During that May of 1976, I spoke also with
Jacinta's mother, María. She told me that she had heard repeatedly from her daughter that affairs were going to go very bad for the Church, that the Eucharist would constantly be given less importance, that many priests would become worse and worse, and that wickedness would spread everywhere.
It can be noticed that Dr. Puncernau does not speak of the Miracle, but of the Warning. Is this a mistake? Perhaps not.

On a day in September of 1963, some French
people were invited to eat dinner with Conchita in a house near the girl's home. She was devouring pastries with the healthy appetite of girls of her age. Someone jokingly asked her about the sacrifices and penance mentioned in the message. Conchita accepted the joke in good humor and laughed. But suddenly she became quiet and seemed to concentrate; her face lit up; and with her hands joined on her chest, she began to speak:
«The Miracle will be on the feastday of a young martyr of the Eucharist, a boy who carried Communion to persecuted Christians. His companions, on seeing him pass by, wanted to force him to stay and take part in their games. Infuriated by his resistance, they ended up hurling stones at him until he was left almost dead. Later a Christian soldier came, who recognized him and carried him in his arms.
One of those present exclaimed: Oh, that's St. Tarcisius!»
Conchita, without saying a word, as if she hadn't heard, turned back to her pastries.
After dinner ended and Conchita had left, those at the table exchanged their impressions. The oldest in the group concluded: It seems that Conchita saw this scene in an ecstasy, but without understanding what martyr it was. I don't think she even knows his name. (L'Etoile dans la Montagne)
Many think that this description of the young martyr adequately points out the day on which the Miracle will occur; and that it is only a matter of glancing at the calendar. However, since Conchita did not tell us the date clearly, she obviously seeks to keep it a secret. By industriously sifting through material and searching through files, we will not be able to discover it. The mystery will never be revealed by mere human ingenuity. The important thing is to know how to wait and be prepared.

36. After Conchita’s prediction, Padre Pio’s death in September, 1968 caused great dismay among the Garabandalistas, since they all counted on the famous Capuchin from Pietrelcina being alive and present on the day of the Miracle. Many explanations have been given attempting to correlate Conchita’s prediction with the fact of his death.
Now we have some reliable information on this matter. Conchita was dismayed also by the notice of the death of Padre Pio, who was expected to «see the miracle». But several weeks after his death, as dusk settled at Garabandal on October 16, 1968, a telegram from Lourdes arrived, carrying the name of a woman in Rome whom Conchita knew. The telegram urged her to depart immediately by car to receive something on behalf of Padre Pio . . .

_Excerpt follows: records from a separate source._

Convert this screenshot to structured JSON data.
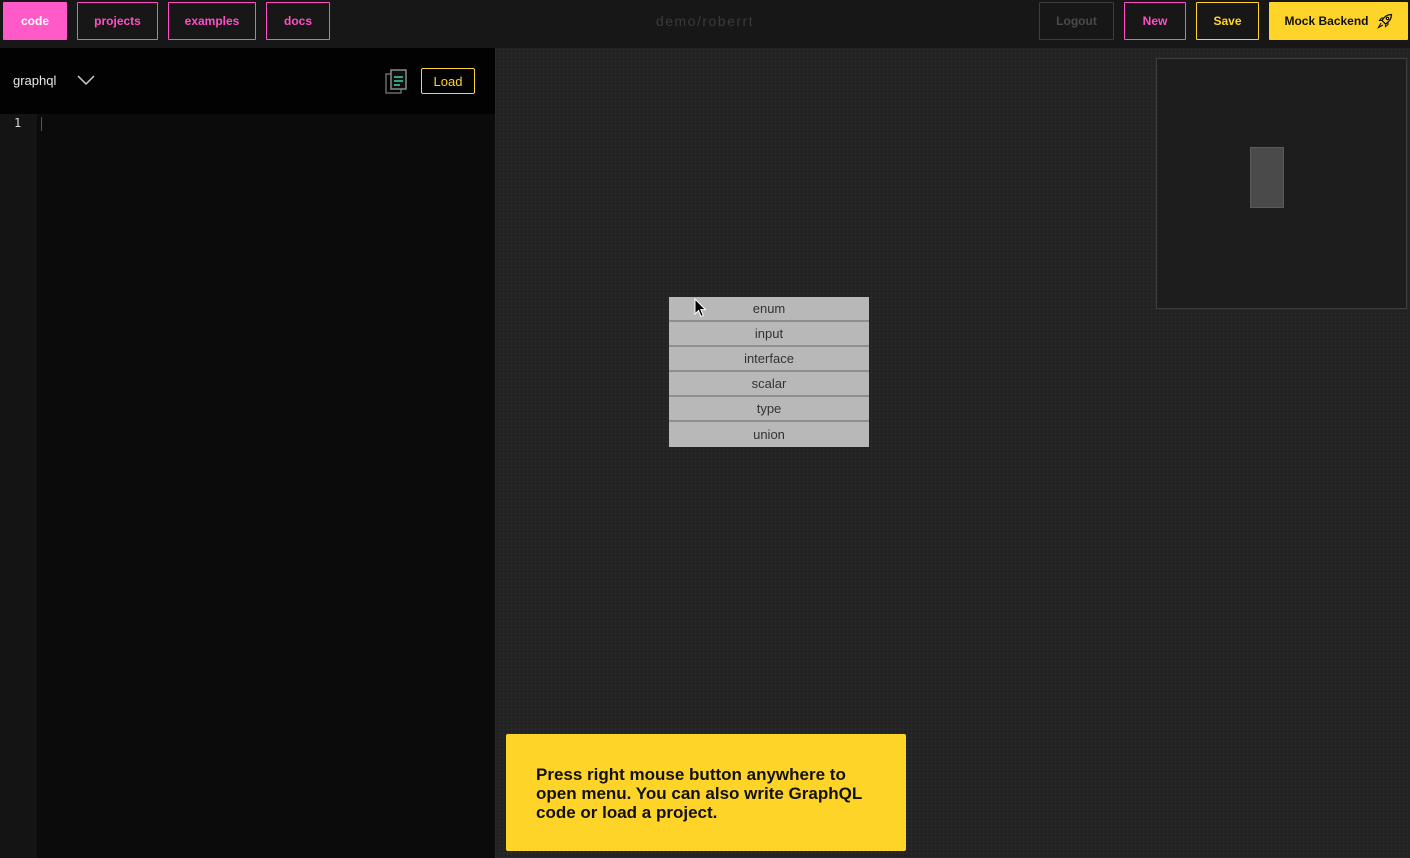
{
  "nav": {
    "code": "code",
    "projects": "projects",
    "examples": "examples",
    "docs": "docs"
  },
  "header": {
    "title": "demo/roberrt",
    "logout": "Logout",
    "new": "New",
    "save": "Save",
    "mock_backend": "Mock Backend"
  },
  "editor": {
    "language": "graphql",
    "load": "Load",
    "line_numbers": [
      "1"
    ]
  },
  "context_menu": {
    "items": [
      "enum",
      "input",
      "interface",
      "scalar",
      "type",
      "union"
    ]
  },
  "toast": {
    "message": "Press right mouse button anywhere to open menu. You can also write GraphQL code or load a project."
  },
  "colors": {
    "accent_pink": "#ff5ac8",
    "accent_yellow": "#ffd429"
  }
}
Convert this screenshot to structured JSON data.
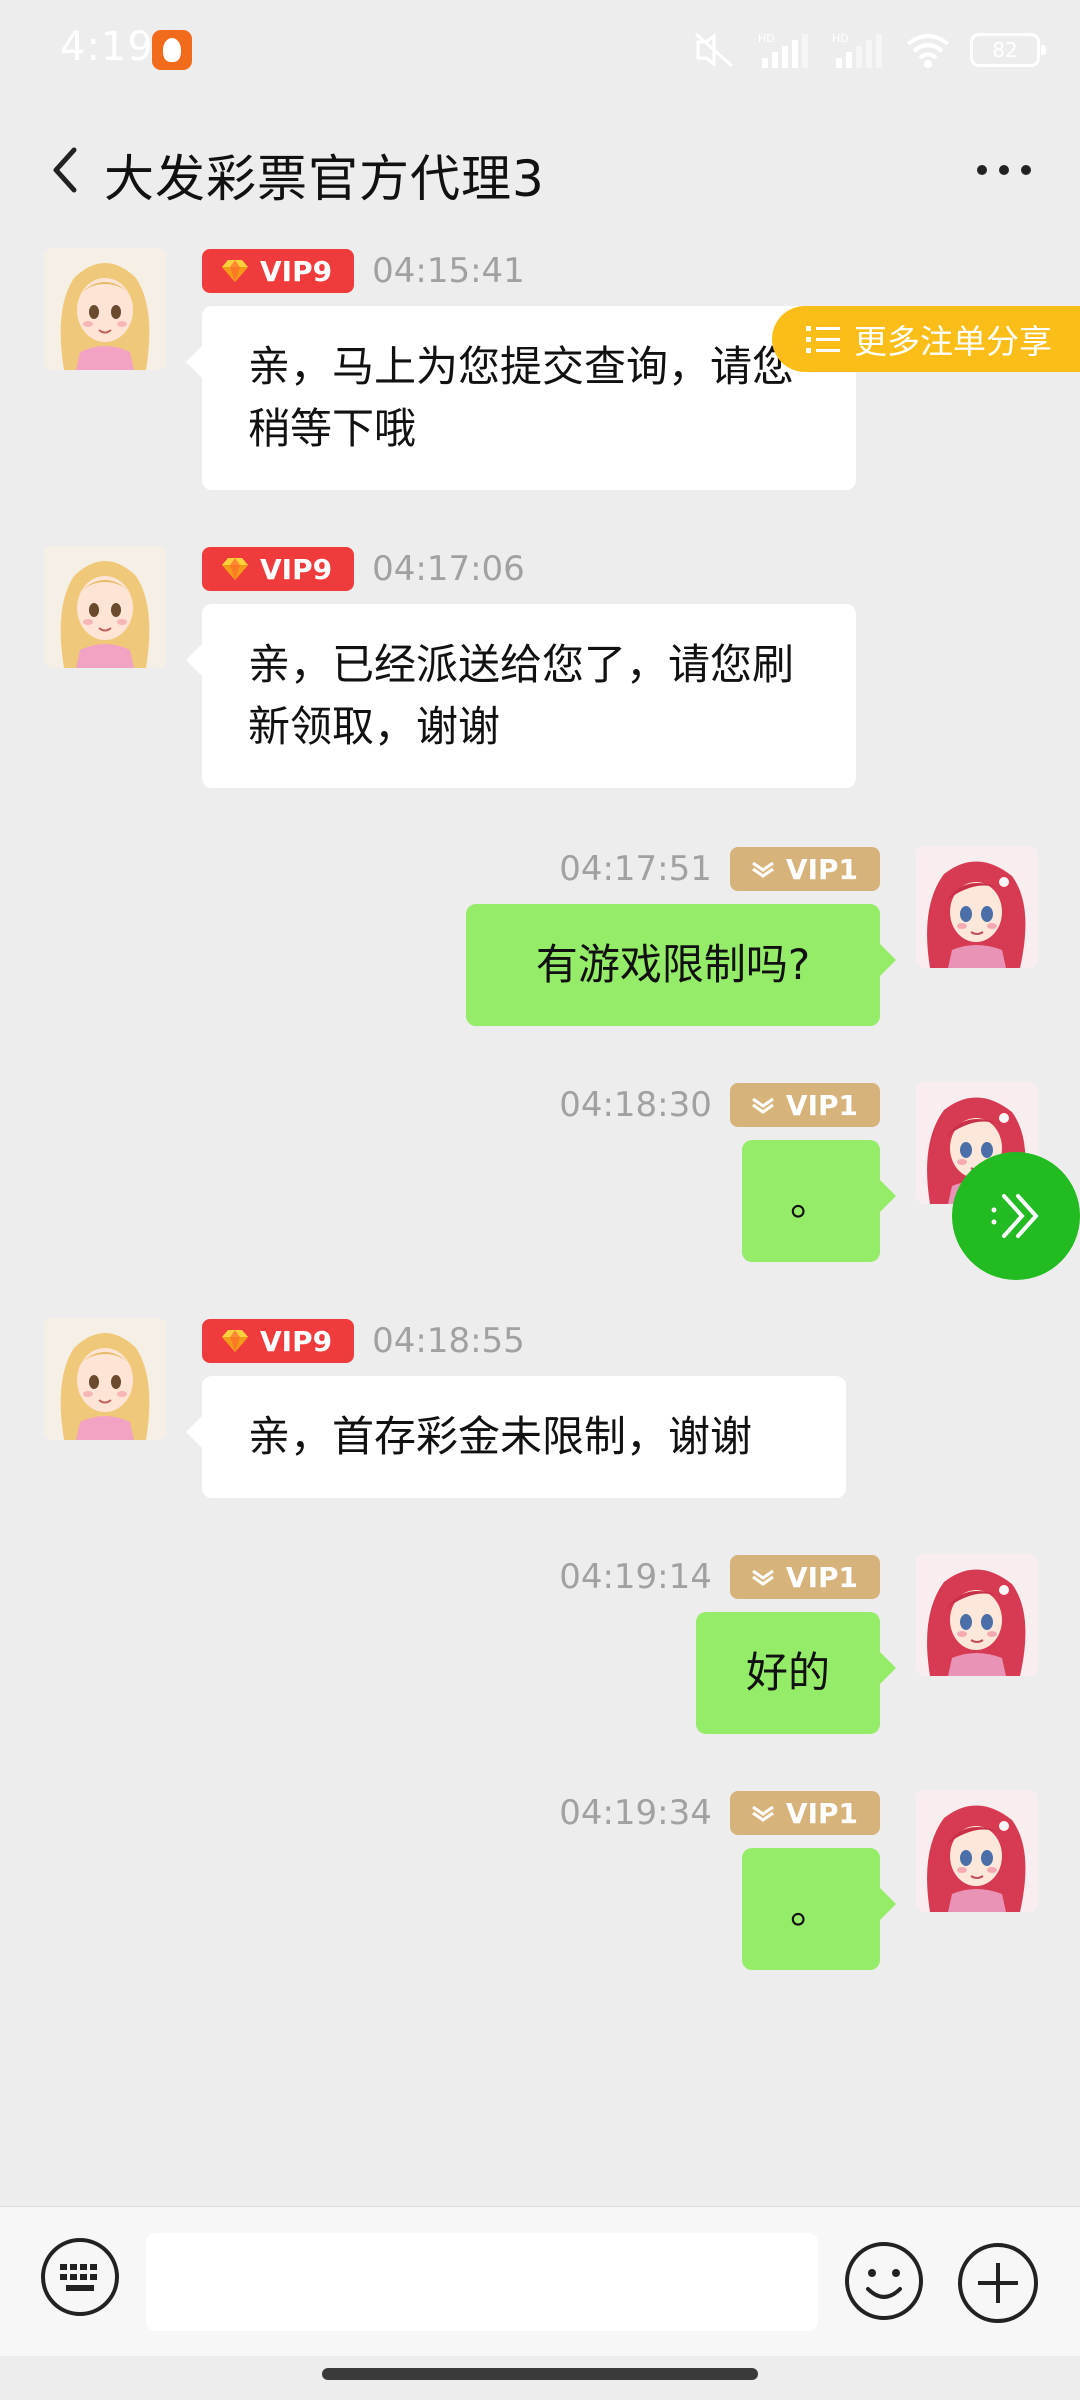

Fr. Combe, a French parish priest from Chazay d’Azergues in the diocese of Lyon and a great promoter of the cause of Garabandal, was in Garabandal that day. He and his inseparable collaborator B.L. Ellos took Conchita and Aniceta in their car and set out that night for Lourdes. There on the morning of October 17, Conchita received «on behalf of Padre Pio» a short written message and a large section of the veil that had covered Padre Pio’s face after his death. Carrying these presents was the Italian Capuchin Fr. B. (surely Fr. P. Bernardino Cennamo). Fr. B. had been very close to Padre Pio and his secretary Fr. Pellegrino who had signed this message that Padre Pio spoke to him a month before his death. In the message appeared the date «August 22, 1968»
Conchita took advantage of this meeting to ask, «Why did the Virgin tell me that Padre Pio would see the Miracle?»
Father B: «Padre Pio saw it before his death. He himself told us.»
These and other details about the connection between Conchita and Padre Pio can be seen in the French leaflet Conchita Parle du Padre Pio that Fr. Combe published.
37. I found this information in one of Maximina’s letters to the Piffaré family, dated December 15:
«Look, Asunción, don’t tell this to anyone. But today Conchita came to my house and told me, Look, Aunt, don’t tell this to my mother, but today the Angel told me the date of the Miracle. No one except she and her oldest brother know this.»